  • 19.  Philosophy and Diagnosis  Political philosophers are not satisfied in simply describing public disorder or discontent;  They seek to diagnose the causes of human conflict  Thomas Spargens puts it:  “the causal analysis which a political theorist provides in his examination of the sources of political disorder decisively shapes his prescriptive conclusion. Sound diagnoses must precede beneficial therapy.”
  • 20.  Political Philosophy and Political Therapy  The political philosopher offers his or her prescription or therapy by identifying appropriate norms or standards, which help to resolve or diminish human social conflicts, thereby creating a better political order. Jeremy Bentham
  • 21.  Political Philosophy and Political Therapy  Some questions raise by philosophers: 1. Which is the best form of government? 2. Are there proper limits to freedom? 3. What type of equality should be the basis of public policies – equal rights, equal opportunities, equal results? 4. What should be basis for just treatment of individuals or groups? 5. If the best form is not achievable, what is the most workable or best possible form under particular conditions?
  • 22.  Political Philosophy and Political Therapy  There are conflicting norms among political philosophers like  Plato’s “justice” – minding one’s own business  Marx’s social “justice” – occurs when each person gives freely of his or her different talents for the public good and everyone’s basic needs are equally provided for  Hobbes’ “justice” – the social situation in which state’s sovereign is obeyed absolutely  Which of these conflicting norms concerning justice is true or workable in terms of human needs, talents, and resources?
  • 23.   To Leo Strauss: Human beings will never create a society free of contradictions – perhaps even including contradictory norms  When we read philosophers and their different and conflicting norms, we are invited to reflect upon the norms we hold, or to discuss with others whether we should accommodate, tolerate, integrate, or reject these norms in our own imperfect public life. Political Philosophy and Political Therapy
  • 24.  In Summary Political philosophy has factual (descriptive), diagnostic (causal), and evaluative (prescriptive) dimensions
  • 25.  The major questions Any political thinker is open to the possibility of truth regarding: Wisdom about nature of the cosmos Human nature and its relation to the cosmos The good society The role of politics in human life
  • 26.  The major questions  What is the ultimate reality? Is it spirit of matter?  Is the universe ordered or chaotic?  Does God or gods exist?  Is life random or providentially guided?  Is the universe inclined toward the good and the just, as St. Thomas claims or is it devoid of objective moral purpose, as Nietzsche claims?  Can we know the answers or tentative answers to these questions? If so, how? By empirical evidence? By reason? By faith and divine revelation?

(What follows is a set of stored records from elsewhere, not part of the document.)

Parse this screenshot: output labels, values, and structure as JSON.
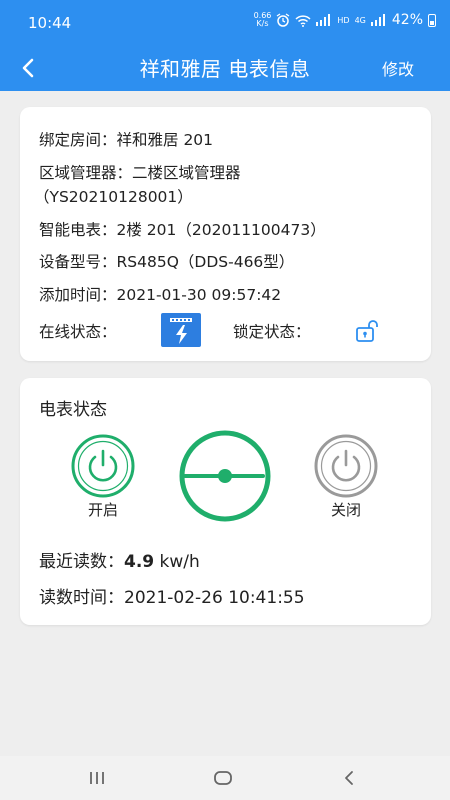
{
  "status_bar": {
    "time": "10:44",
    "net_speed_value": "0.66",
    "net_speed_unit": "K/s",
    "net_label_1": "4G",
    "net_label_2": "HD",
    "battery": "42%"
  },
  "header": {
    "title": "祥和雅居 电表信息",
    "edit_label": "修改"
  },
  "info": {
    "room_label": "绑定房间：",
    "room_value": "祥和雅居 201",
    "manager_label": "区域管理器：",
    "manager_value": "二楼区域管理器",
    "manager_id": "（YS20210128001）",
    "meter_label": "智能电表：",
    "meter_value": "2楼 201（202011100473）",
    "model_label": "设备型号：",
    "model_value": "RS485Q（DDS-466型）",
    "added_label": "添加时间：",
    "added_value": "2021-01-30 09:57:42",
    "online_label": "在线状态：",
    "lock_label": "锁定状态：",
    "online_icon": "power-online-icon",
    "lock_icon": "unlocked-padlock-icon"
  },
  "meter_status": {
    "title": "电表状态",
    "on_label": "开启",
    "off_label": "关闭",
    "reading_label": "最近读数：",
    "reading_value": "4.9",
    "reading_unit": " kw/h",
    "time_label": "读数时间：",
    "time_value": "2021-02-26 10:41:55",
    "colors": {
      "on": "#1fae6b",
      "off": "#9a9a9a",
      "primary": "#2d8ff0"
    }
  }
}
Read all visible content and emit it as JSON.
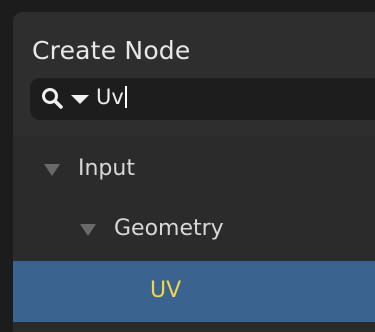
{
  "panel": {
    "title": "Create Node"
  },
  "search": {
    "value": "Uv",
    "icons": [
      "search-icon",
      "chevron-down-icon"
    ]
  },
  "tree": {
    "items": [
      {
        "label": "Input",
        "expanded": true,
        "icon": "triangle-down-icon"
      },
      {
        "label": "Geometry",
        "expanded": true,
        "icon": "triangle-down-icon"
      },
      {
        "label": "UV",
        "selected": true
      }
    ]
  },
  "colors": {
    "panel_bg": "#303030",
    "search_bg": "#1d1d1d",
    "selected_bg": "#3a6390",
    "highlight_text": "#f2d64a"
  }
}
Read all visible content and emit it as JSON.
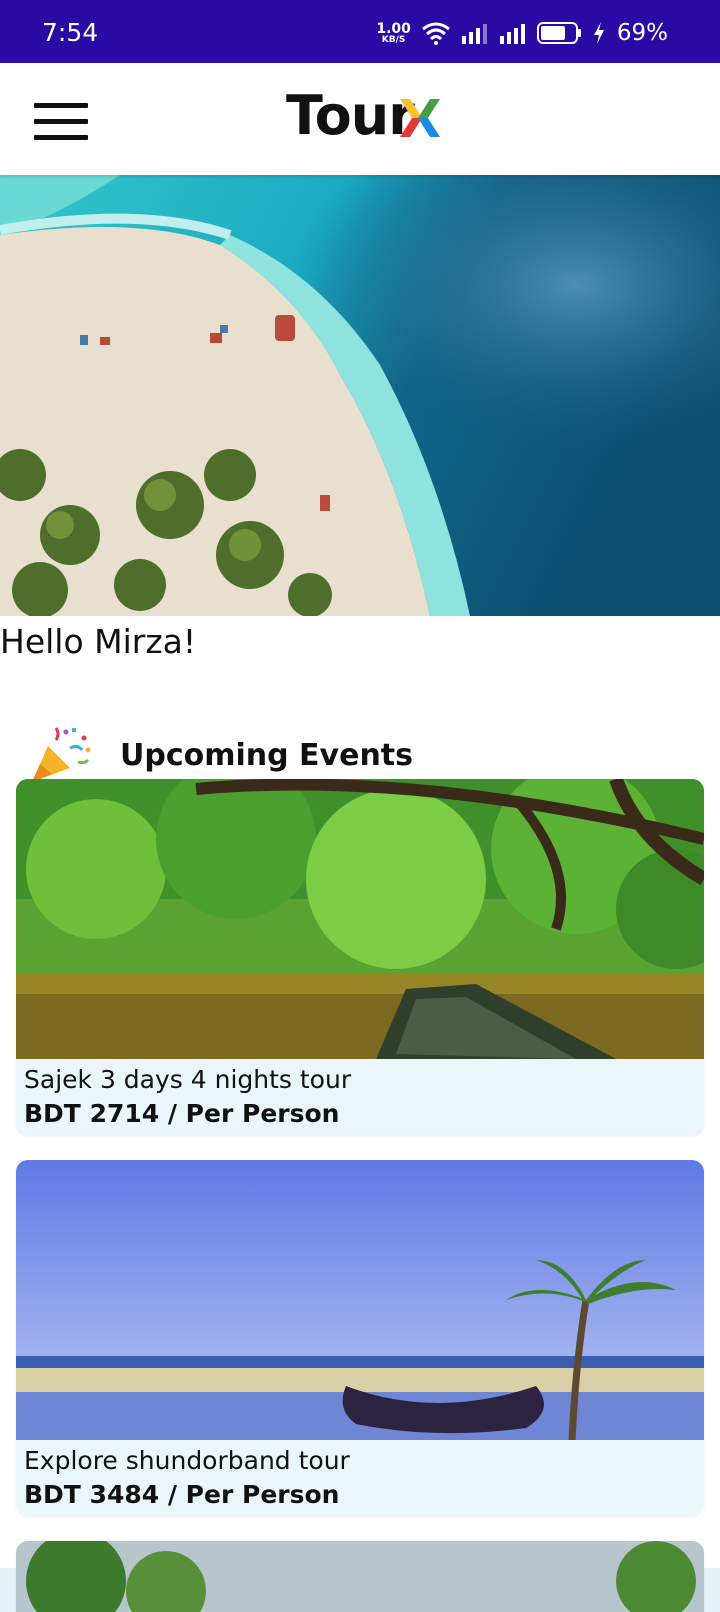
{
  "status_bar": {
    "time": "7:54",
    "net_speed_value": "1.00",
    "net_speed_unit": "KB/S",
    "battery": "69%"
  },
  "app_bar": {
    "brand_prefix": "Tour",
    "brand_suffix": "X",
    "menu_icon": "hamburger-menu-icon"
  },
  "greeting": "Hello Mirza!",
  "section": {
    "title": "Upcoming Events",
    "icon": "party-popper-icon"
  },
  "events": [
    {
      "name": "Sajek 3 days 4 nights tour",
      "price": "BDT 2714 / Per Person"
    },
    {
      "name": "Explore shundorband tour",
      "price": "BDT 3484 / Per Person"
    }
  ],
  "colors": {
    "status_bar": "#2a0aa4",
    "card_bg": "#eaf6fc",
    "brand_x_colors": [
      "#e53935",
      "#43a047",
      "#1e88e5",
      "#fbc02d"
    ]
  }
}
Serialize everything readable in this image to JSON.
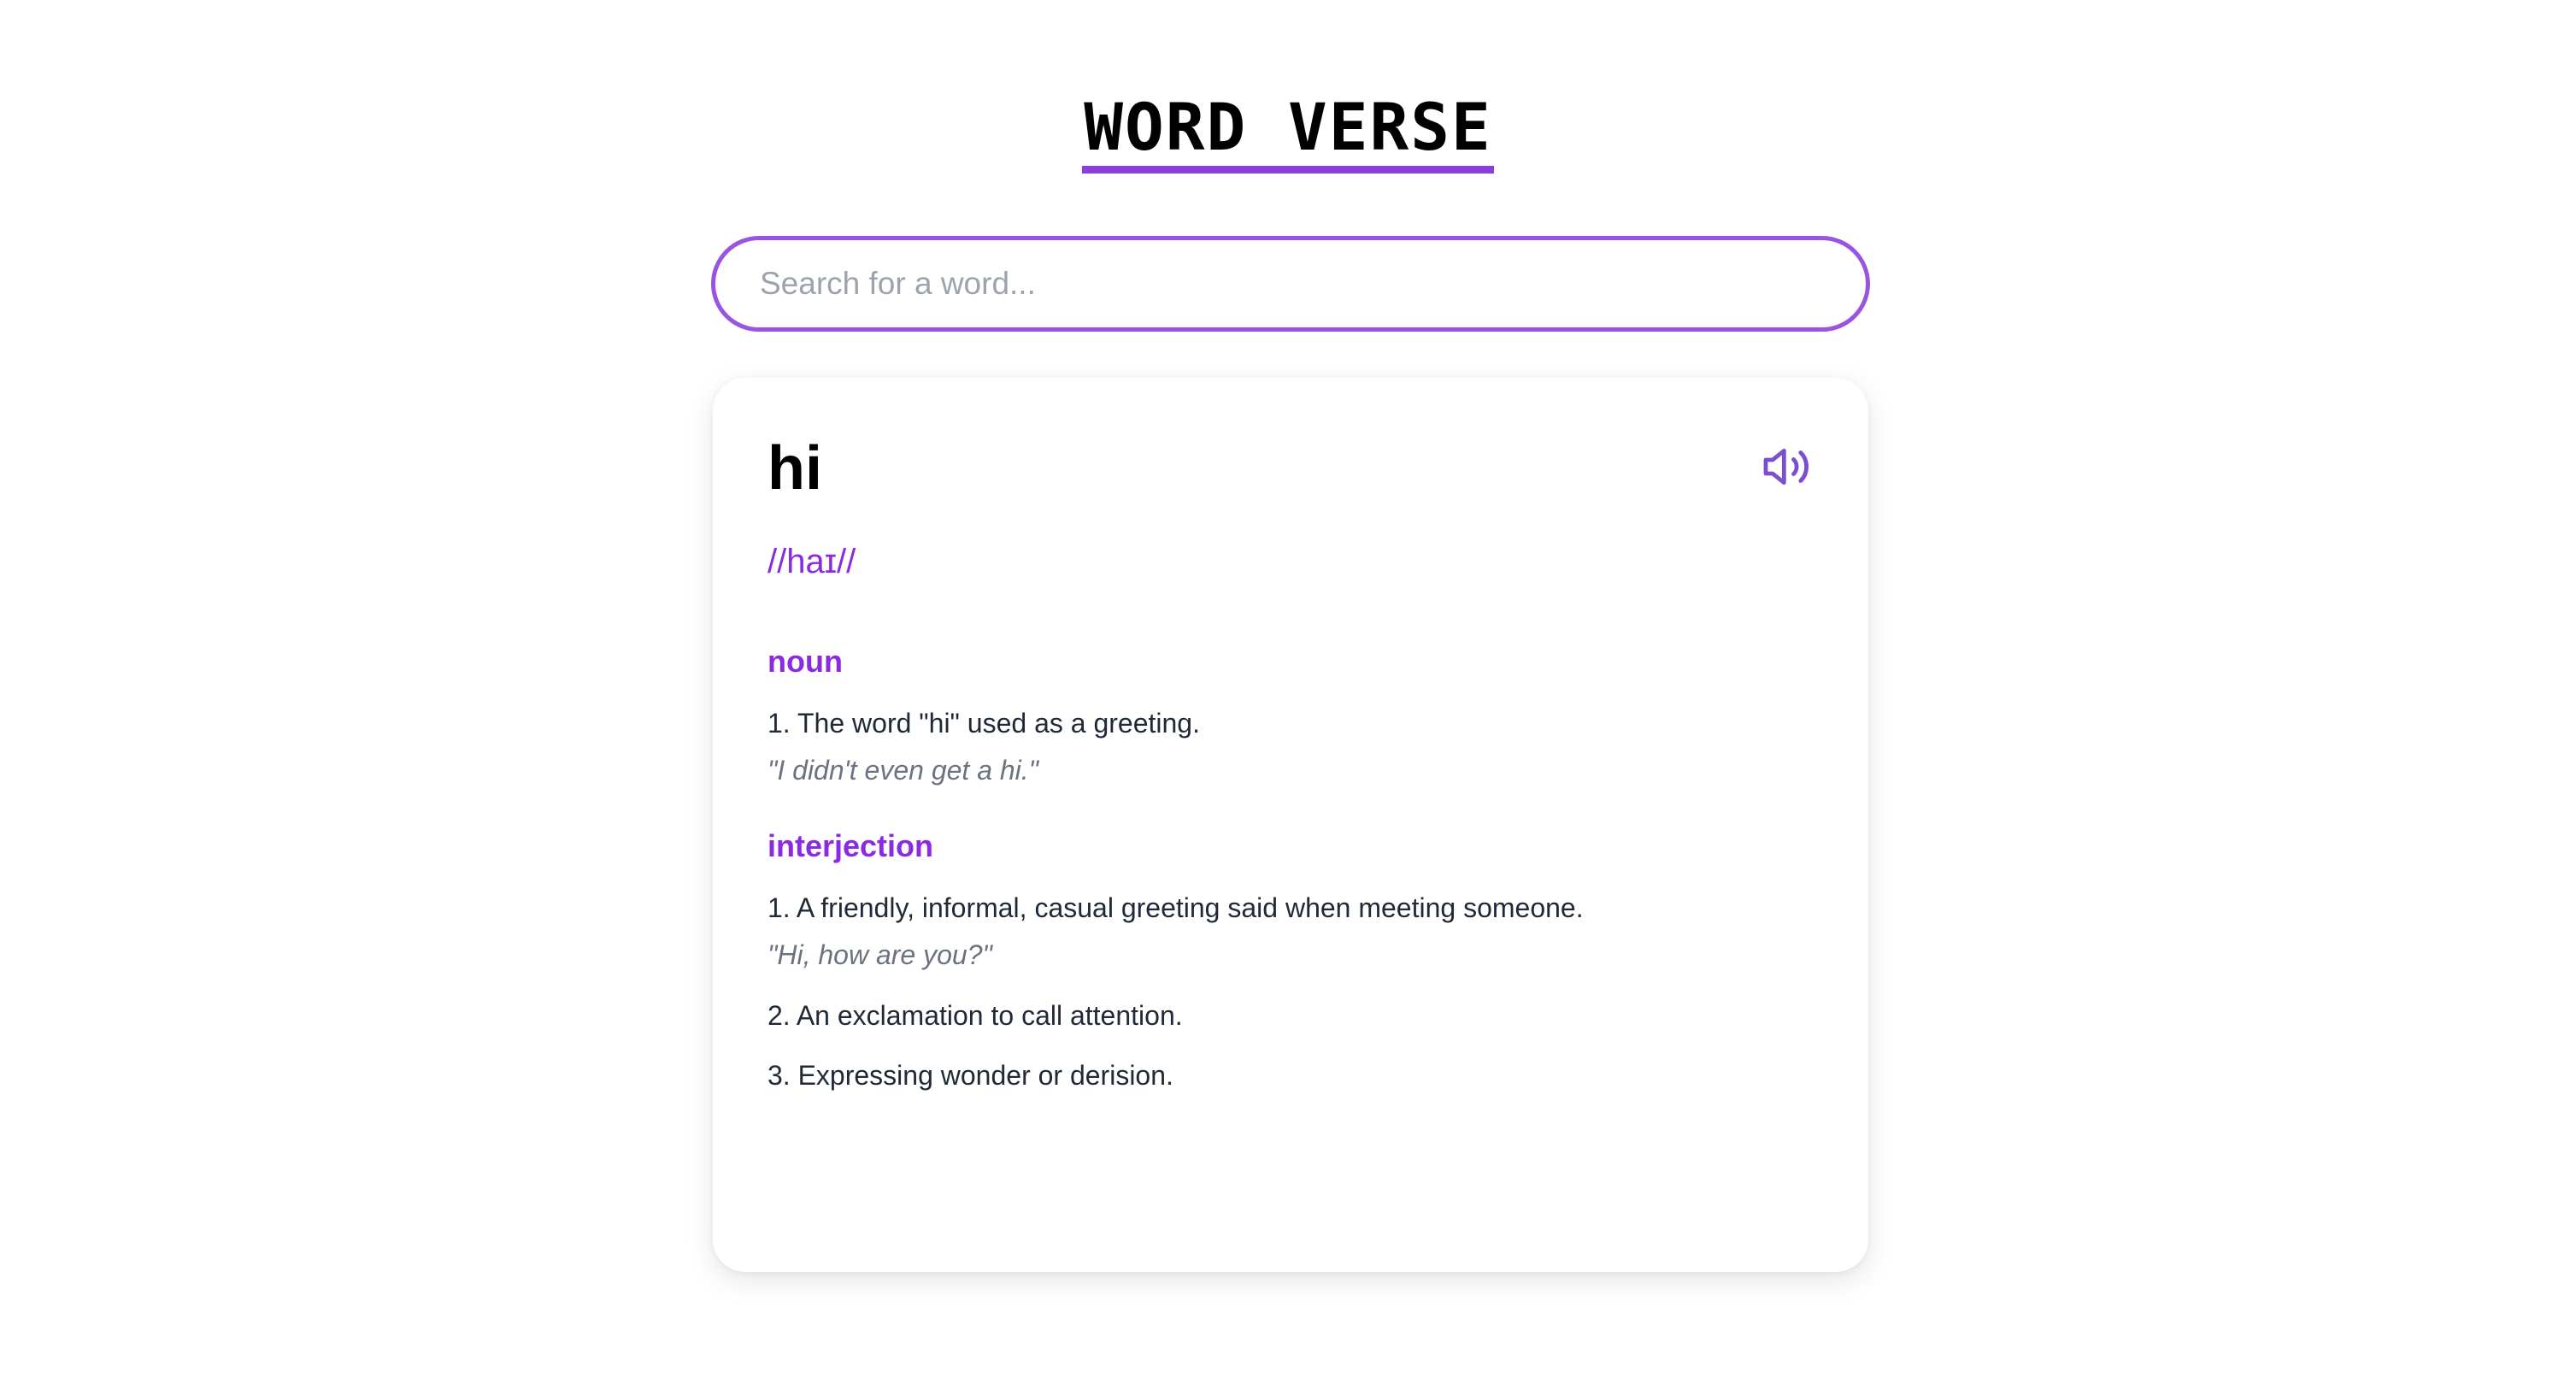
{
  "header": {
    "title": "WORD VERSE"
  },
  "search": {
    "placeholder": "Search for a word...",
    "value": ""
  },
  "result": {
    "word": "hi",
    "phonetic": "//haɪ//",
    "audio_icon": "speaker-volume-icon",
    "meanings": [
      {
        "part_of_speech": "noun",
        "definitions": [
          {
            "text": "1. The word \"hi\" used as a greeting.",
            "example": "\"I didn't even get a hi.\""
          }
        ]
      },
      {
        "part_of_speech": "interjection",
        "definitions": [
          {
            "text": "1. A friendly, informal, casual greeting said when meeting someone.",
            "example": "\"Hi, how are you?\""
          },
          {
            "text": "2. An exclamation to call attention."
          },
          {
            "text": "3. Expressing wonder or derision."
          }
        ]
      }
    ]
  },
  "colors": {
    "accent": "#8a2be2",
    "search_border": "#9a55e0",
    "title_underline": "#8a3fd9",
    "body_text": "#1f2937",
    "example_text": "#6b7280"
  }
}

  • 27.  The major questions  Is the universe inclined toward good and the just, as St. Thomas Aquinas claims, or is it devoid of objective moral purpose, as Nietzsche claims?  Can we know the answers or tentative answers to these questions?  If so, how? By empirical evidence? By reason? By faith and divine revelation?
  • 28.  End